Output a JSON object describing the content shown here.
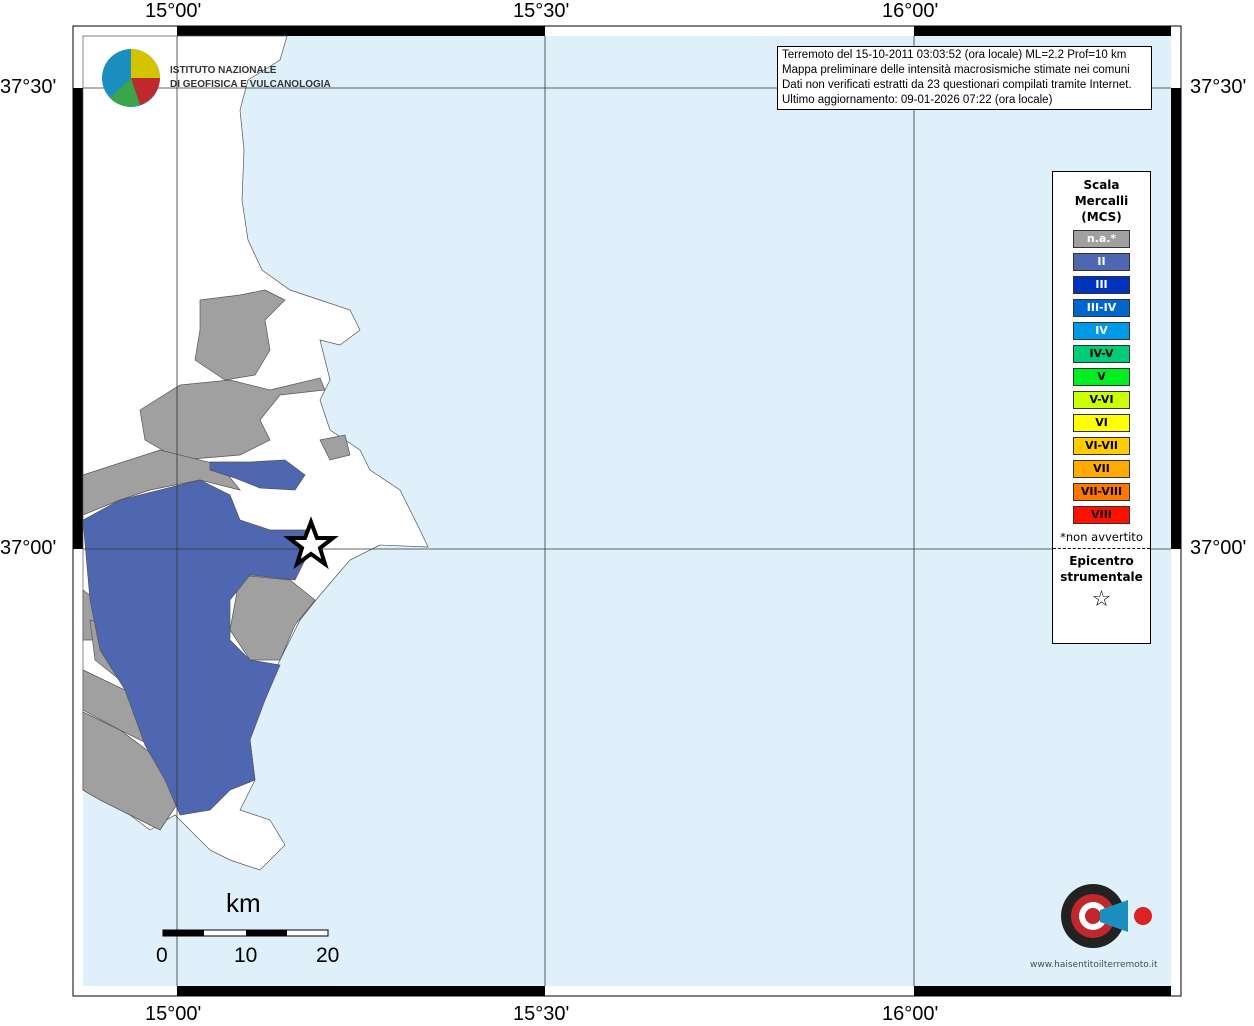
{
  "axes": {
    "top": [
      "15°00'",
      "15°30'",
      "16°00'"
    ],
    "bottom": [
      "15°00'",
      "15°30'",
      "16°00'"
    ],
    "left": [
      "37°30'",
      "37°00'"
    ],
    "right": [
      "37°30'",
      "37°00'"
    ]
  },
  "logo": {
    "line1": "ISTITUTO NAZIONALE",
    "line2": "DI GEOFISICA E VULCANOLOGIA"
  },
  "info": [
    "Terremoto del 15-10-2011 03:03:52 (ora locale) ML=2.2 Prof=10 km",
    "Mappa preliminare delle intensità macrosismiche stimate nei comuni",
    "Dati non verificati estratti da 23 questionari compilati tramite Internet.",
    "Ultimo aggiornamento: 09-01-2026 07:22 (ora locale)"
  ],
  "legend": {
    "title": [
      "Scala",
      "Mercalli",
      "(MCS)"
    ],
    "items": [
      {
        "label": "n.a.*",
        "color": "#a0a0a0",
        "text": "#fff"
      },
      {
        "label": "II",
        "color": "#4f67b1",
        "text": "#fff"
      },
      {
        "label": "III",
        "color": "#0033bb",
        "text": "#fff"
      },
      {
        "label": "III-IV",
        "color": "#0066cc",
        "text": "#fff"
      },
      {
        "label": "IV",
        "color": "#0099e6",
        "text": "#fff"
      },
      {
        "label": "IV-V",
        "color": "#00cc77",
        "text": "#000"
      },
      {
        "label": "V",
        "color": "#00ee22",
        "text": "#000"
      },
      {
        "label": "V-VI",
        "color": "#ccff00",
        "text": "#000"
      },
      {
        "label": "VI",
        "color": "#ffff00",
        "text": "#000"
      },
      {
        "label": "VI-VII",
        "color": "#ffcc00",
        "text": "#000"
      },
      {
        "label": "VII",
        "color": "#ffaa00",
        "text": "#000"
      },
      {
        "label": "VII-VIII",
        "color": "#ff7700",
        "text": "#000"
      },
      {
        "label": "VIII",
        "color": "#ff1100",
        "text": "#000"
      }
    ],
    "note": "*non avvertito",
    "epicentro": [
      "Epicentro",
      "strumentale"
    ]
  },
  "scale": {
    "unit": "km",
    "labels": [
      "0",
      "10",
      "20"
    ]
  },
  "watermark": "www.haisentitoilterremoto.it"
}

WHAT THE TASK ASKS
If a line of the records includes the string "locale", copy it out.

ANSWER TO THIS TASK
    "Terremoto del 15-10-2011 03:03:52 (ora locale) ML=2.2 Prof=10 km",
    "Ultimo aggiornamento: 09-01-2026 07:22 (ora locale)"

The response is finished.